The actual process involved is described in Wikipedia. Its ability to record fine object detail made it an obvious candidate for the copying of coins which happened around 1880. Museums wanting to display very rare coins resorted to having electrotype copies made. Known rarities like the Charles II Petition Crown were copied down to the last detail which in this case included the fine writing around the edge of the coin.


It is therefore not a surprise to see some Cromwell Coin rarities  being copied too. The list of copies would include the Cromwell  Halfcrown, the very rare Cromwell sixpence and several farthings.


So how can one recognise an electrotype coin? There are two giveaways which should allow a collector to recognise an electrotype. As the finished article is made in two halves it is sometimes possible to see the seam around the edge of the coin. The other characteristic one should check for is the weight of the coin. Electrotypes are made to be seen and not weighed.
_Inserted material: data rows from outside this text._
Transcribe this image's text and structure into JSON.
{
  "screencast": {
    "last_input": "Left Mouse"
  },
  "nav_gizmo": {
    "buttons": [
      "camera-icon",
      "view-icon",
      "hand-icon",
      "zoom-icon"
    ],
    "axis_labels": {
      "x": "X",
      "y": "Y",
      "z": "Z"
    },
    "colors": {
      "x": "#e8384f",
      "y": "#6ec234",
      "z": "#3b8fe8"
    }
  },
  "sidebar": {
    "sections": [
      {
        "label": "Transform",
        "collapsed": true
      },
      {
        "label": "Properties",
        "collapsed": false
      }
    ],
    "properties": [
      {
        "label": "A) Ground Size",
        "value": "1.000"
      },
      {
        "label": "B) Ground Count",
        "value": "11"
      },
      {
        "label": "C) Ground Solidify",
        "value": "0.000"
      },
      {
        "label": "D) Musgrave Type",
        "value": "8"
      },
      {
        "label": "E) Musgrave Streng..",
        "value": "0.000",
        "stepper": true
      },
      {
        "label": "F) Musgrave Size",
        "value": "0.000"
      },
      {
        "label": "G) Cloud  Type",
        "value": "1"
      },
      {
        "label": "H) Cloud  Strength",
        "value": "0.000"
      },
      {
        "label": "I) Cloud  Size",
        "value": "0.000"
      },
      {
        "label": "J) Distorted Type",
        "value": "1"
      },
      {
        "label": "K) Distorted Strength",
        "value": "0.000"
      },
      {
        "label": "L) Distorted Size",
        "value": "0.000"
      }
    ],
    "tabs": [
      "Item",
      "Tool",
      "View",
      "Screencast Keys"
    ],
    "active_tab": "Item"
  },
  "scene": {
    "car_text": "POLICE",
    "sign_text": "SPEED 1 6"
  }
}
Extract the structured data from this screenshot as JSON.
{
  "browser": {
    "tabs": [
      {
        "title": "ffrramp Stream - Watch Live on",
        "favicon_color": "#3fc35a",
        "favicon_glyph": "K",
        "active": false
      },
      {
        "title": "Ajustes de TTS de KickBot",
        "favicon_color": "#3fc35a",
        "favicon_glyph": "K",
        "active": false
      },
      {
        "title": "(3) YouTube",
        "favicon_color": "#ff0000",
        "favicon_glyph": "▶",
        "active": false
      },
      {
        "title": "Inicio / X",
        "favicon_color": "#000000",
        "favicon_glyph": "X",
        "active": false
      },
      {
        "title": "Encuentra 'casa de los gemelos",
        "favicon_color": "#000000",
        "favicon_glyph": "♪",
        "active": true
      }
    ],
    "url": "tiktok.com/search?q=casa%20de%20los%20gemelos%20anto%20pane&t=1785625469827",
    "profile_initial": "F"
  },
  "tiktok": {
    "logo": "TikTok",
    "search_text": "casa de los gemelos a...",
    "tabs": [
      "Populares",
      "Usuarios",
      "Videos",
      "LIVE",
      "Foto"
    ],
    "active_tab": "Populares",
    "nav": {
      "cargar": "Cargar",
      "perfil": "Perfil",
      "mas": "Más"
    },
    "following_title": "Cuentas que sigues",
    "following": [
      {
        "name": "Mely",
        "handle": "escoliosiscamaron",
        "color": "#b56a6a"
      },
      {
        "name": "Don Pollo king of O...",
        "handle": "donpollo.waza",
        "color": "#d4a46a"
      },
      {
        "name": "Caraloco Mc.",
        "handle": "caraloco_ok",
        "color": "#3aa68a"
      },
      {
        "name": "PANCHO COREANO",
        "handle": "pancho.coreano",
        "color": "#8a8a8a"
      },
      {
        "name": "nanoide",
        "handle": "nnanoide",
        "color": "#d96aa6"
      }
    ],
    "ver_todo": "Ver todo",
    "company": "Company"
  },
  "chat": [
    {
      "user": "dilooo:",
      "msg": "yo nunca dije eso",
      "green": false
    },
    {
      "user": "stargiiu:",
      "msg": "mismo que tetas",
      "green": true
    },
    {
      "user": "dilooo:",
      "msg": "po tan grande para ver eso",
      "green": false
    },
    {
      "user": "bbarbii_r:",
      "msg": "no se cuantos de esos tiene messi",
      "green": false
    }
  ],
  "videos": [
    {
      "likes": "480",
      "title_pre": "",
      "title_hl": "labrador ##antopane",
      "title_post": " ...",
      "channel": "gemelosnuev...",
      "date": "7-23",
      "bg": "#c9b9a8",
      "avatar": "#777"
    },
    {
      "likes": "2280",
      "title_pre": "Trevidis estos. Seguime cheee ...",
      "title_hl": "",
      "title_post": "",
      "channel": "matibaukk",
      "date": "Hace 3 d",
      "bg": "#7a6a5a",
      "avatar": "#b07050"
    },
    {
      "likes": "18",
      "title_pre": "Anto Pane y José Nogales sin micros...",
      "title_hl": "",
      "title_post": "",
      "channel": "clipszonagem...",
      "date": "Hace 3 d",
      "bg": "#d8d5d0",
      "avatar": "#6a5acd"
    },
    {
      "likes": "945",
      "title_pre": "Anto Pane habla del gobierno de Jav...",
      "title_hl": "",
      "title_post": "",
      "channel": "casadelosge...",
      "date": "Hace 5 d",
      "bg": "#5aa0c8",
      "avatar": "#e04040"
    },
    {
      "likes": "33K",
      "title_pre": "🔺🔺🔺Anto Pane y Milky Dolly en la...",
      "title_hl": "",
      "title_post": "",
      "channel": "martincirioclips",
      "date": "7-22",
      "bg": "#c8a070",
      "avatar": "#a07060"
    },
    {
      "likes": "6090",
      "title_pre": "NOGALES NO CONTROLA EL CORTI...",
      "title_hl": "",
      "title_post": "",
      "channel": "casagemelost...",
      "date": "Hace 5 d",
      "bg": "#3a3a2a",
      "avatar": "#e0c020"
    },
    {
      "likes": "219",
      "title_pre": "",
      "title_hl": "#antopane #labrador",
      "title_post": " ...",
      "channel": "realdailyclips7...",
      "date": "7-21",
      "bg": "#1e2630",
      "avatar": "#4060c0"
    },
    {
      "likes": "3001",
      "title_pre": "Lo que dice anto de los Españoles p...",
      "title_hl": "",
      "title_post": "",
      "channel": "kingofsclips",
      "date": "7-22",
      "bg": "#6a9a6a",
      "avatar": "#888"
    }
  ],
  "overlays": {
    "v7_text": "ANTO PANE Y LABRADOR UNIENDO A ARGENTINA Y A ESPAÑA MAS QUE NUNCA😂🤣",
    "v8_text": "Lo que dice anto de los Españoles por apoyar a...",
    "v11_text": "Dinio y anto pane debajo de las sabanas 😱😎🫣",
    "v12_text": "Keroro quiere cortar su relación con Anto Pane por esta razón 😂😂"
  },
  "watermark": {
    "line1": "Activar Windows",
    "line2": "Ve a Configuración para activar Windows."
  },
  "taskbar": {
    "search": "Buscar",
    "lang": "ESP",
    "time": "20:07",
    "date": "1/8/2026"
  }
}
Sometimes the weight is close but often it is too heavy for the coin in hand.

Electrotype coins are not very common. For this  reason they have value as they are usually made from very rare coins which would be very expensive to buy today. Think Victorian! Most date back to the 1880ís so they have some age when compared to the modern  mass produced poor quality replicas of today seen in tourist areas or on Ebay. How valuable could one be? Well that really relates to how expensive the real item is. If an electrotype is the only affordable piece on offer then one may well be tempted to buy the electrotype copy. Remember its not a coin but a piece of art which you are purchasing!

Here is the real thing -


Just to complete the picture, here is a Dutch cast copy of a Cromwell Sixpence for comparison displaying the typical loss of detail seen on cast pieces -